The planning documentation makes no specific mention of future expansions of the pier, except for terming the boardwalk crossover the “first phase” of its reconstruction.

The proposal also calls for the construction of a two-story (40-by-50-by-35 foot) beach club office, including a first aid facility and storage structure to be located upon proposed section of boardwalk. Major is also asking for the approval of a bathroom west of the existing dune, adjacent to the existing tiki hut and rental booth, plus the placement of 14 locker sheds west of the existing dune for rental to beach club customers for storage of various items such as beach chairs, umbrellas, towels and coolers.

The plan proposes the relocation of the existing 3,600 square foot playground area to the northern property line east of the existing dune, plus the placement of a 10-by-40 foot food trailer on 12-by-50 foot moveable mats adjacent to the existing pedestrian and vehicle access point east of the dune.

The former Funtown Pier property in Seaside Park, June 2019. (Photo: Daniel Nee)
The former Funtown Pier property in Seaside Park, June 2019. (Photo: Daniel Nee)
The former Funtown Pier property in Seaside Park, June 2019. (Photo: Daniel Nee)
The former Funtown Pier property in Seaside Park, June 2019. (Photo: Daniel Nee)

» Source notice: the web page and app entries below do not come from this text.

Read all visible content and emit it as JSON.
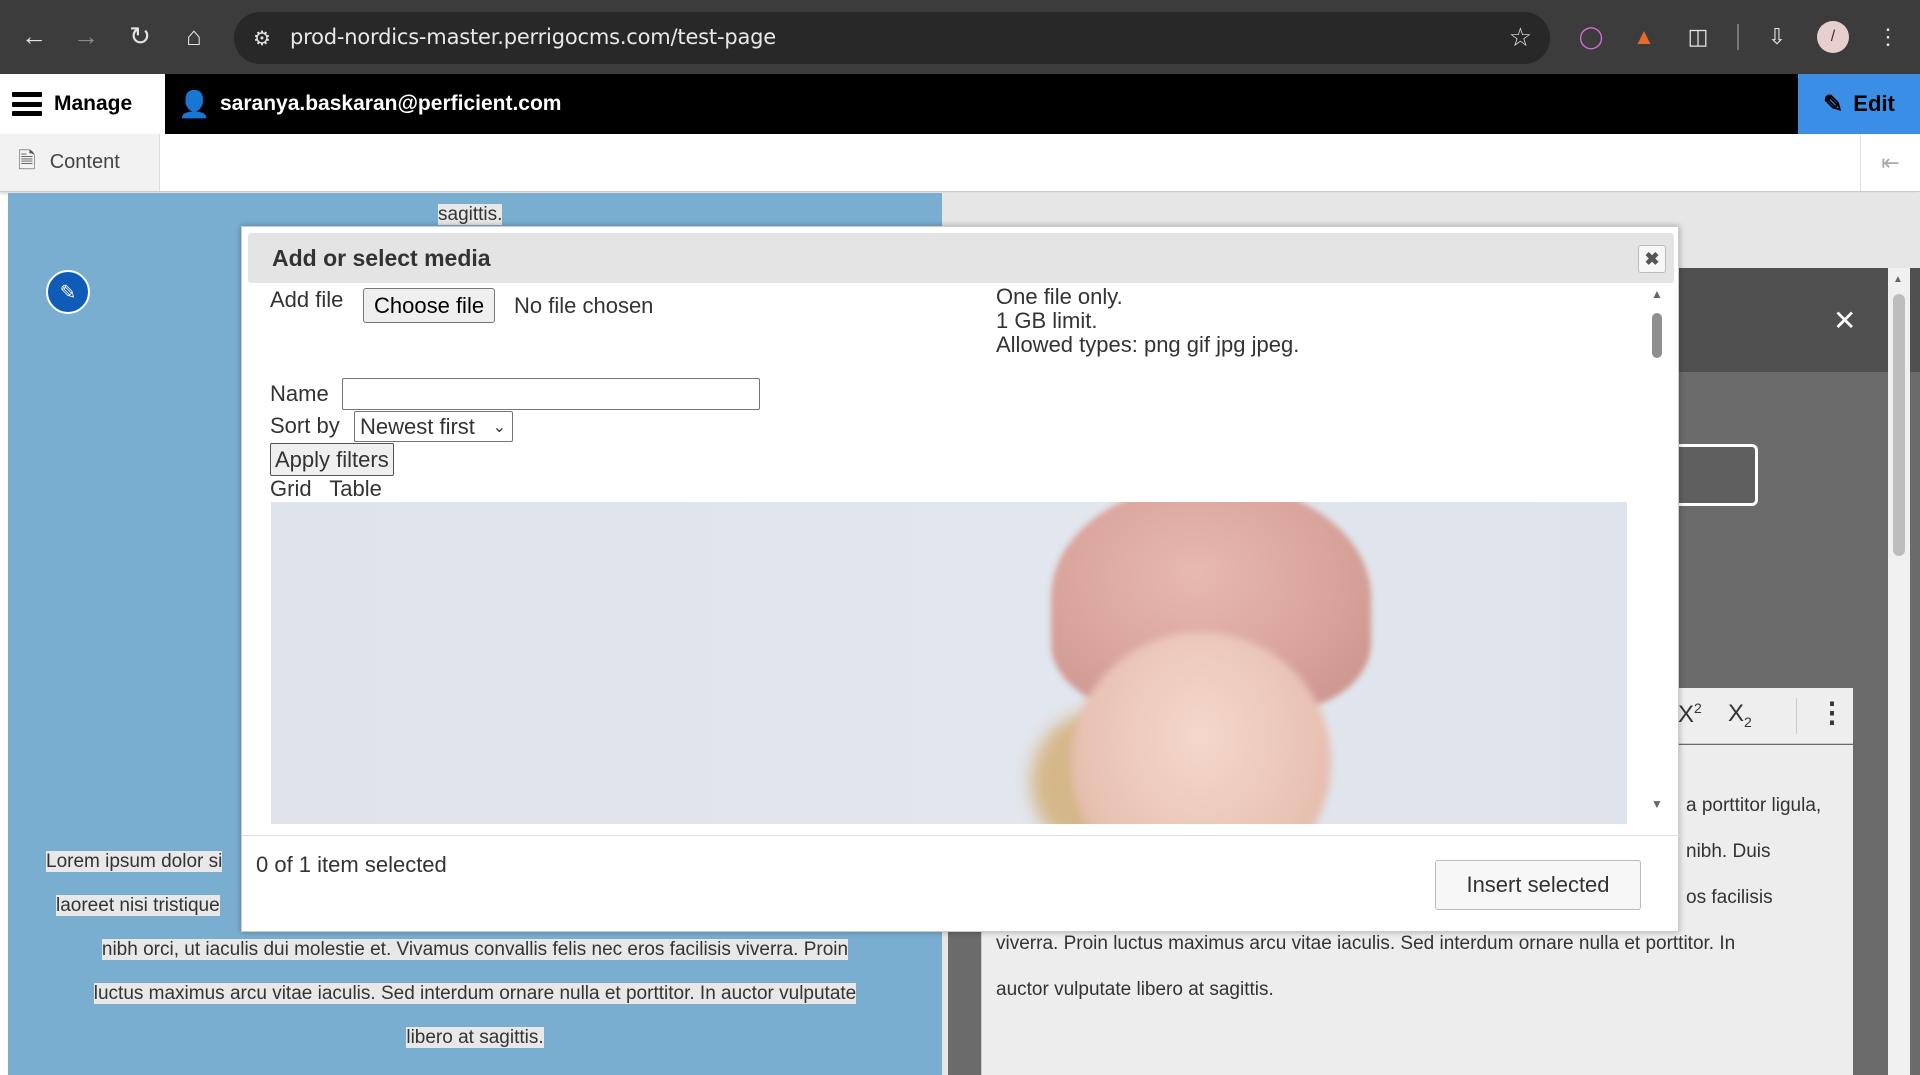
{
  "browser": {
    "url": "prod-nordics-master.perrigocms.com/test-page",
    "profile_initial": "/"
  },
  "toolbar": {
    "manage_label": "Manage",
    "user_email": "saranya.baskaran@perficient.com",
    "edit_label": "Edit",
    "content_tab": "Content"
  },
  "page": {
    "top_text": "sagittis.",
    "left_lines": [
      "Lorem ipsum dolor si",
      "laoreet nisi tristique",
      "nibh orci, ut iaculis dui molestie et. Vivamus convallis felis nec eros facilisis viverra. Proin",
      "luctus maximus arcu vitae iaculis. Sed interdum ornare nulla et porttitor. In auctor vulputate",
      "libero at sagittis."
    ],
    "right_lines": [
      "a porttitor ligula,",
      "nibh. Duis",
      "os facilisis",
      "viverra. Proin luctus maximus arcu vitae iaculis. Sed interdum ornare nulla et porttitor. In",
      "auctor vulputate libero at sagittis."
    ],
    "superscript_label": "X",
    "superscript_mark": "2",
    "subscript_label": "X",
    "subscript_mark": "2"
  },
  "modal": {
    "title": "Add or select media",
    "add_file_label": "Add file",
    "choose_file_label": "Choose file",
    "no_file_text": "No file chosen",
    "info_lines": [
      "One file only.",
      "1 GB limit.",
      "Allowed types: png gif jpg jpeg."
    ],
    "name_label": "Name",
    "name_value": "",
    "sort_label": "Sort by",
    "sort_value": "Newest first",
    "apply_label": "Apply filters",
    "view_grid": "Grid",
    "view_table": "Table",
    "selected_count": "0 of 1 item selected",
    "insert_label": "Insert selected"
  }
}
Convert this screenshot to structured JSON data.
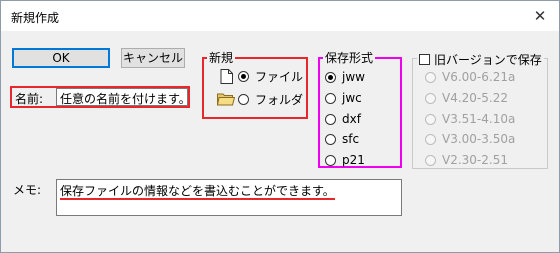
{
  "window": {
    "title": "新規作成",
    "close_symbol": "✕"
  },
  "buttons": {
    "ok": "OK",
    "cancel": "キャンセル"
  },
  "name": {
    "label": "名前:",
    "value": "任意の名前を付けます。"
  },
  "new_group": {
    "title": "新規",
    "options": [
      {
        "label": "ファイル",
        "selected": true,
        "icon": "file-icon"
      },
      {
        "label": "フォルダ",
        "selected": false,
        "icon": "folder-icon"
      }
    ]
  },
  "format_group": {
    "title": "保存形式",
    "options": [
      {
        "label": "jww",
        "selected": true
      },
      {
        "label": "jwc",
        "selected": false
      },
      {
        "label": "dxf",
        "selected": false
      },
      {
        "label": "sfc",
        "selected": false
      },
      {
        "label": "p21",
        "selected": false
      }
    ]
  },
  "old_version": {
    "checkbox_label": "旧バージョンで保存",
    "checked": false,
    "options": [
      {
        "label": "V6.00-6.21a"
      },
      {
        "label": "V4.20-5.22"
      },
      {
        "label": "V3.51-4.10a"
      },
      {
        "label": "V3.00-3.50a"
      },
      {
        "label": "V2.30-2.51"
      }
    ]
  },
  "memo": {
    "label": "メモ:",
    "value": "保存ファイルの情報などを書込むことができます。"
  },
  "colors": {
    "highlight_red": "#e8272d",
    "highlight_magenta": "#ee00ee",
    "accent": "#0078d7"
  }
}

The food trailer would sell snacks, non-alcoholic beverages, and “fast food” such as hot dogs and pretzels to beach club customers. Food and soft drinks would also be sold out of one of the existing tiki huts on the site.

According to the planning board filing, no new variances are being sought in addition to the existing variances granted by prior approvals. The latest application simply seeks to modify the approval that was already granted in order to allow the new additions, which are also subject to approval by the state Department of Environmental Protection under CAFRA (Coastal Areas Facilities Review Act).

The planning board will consider the application at its Feb. 23 meeting, which begins at 7 p.m. and is carried over Zoom due to the coronavirus pandemic. It can be accessed from the borough’s website.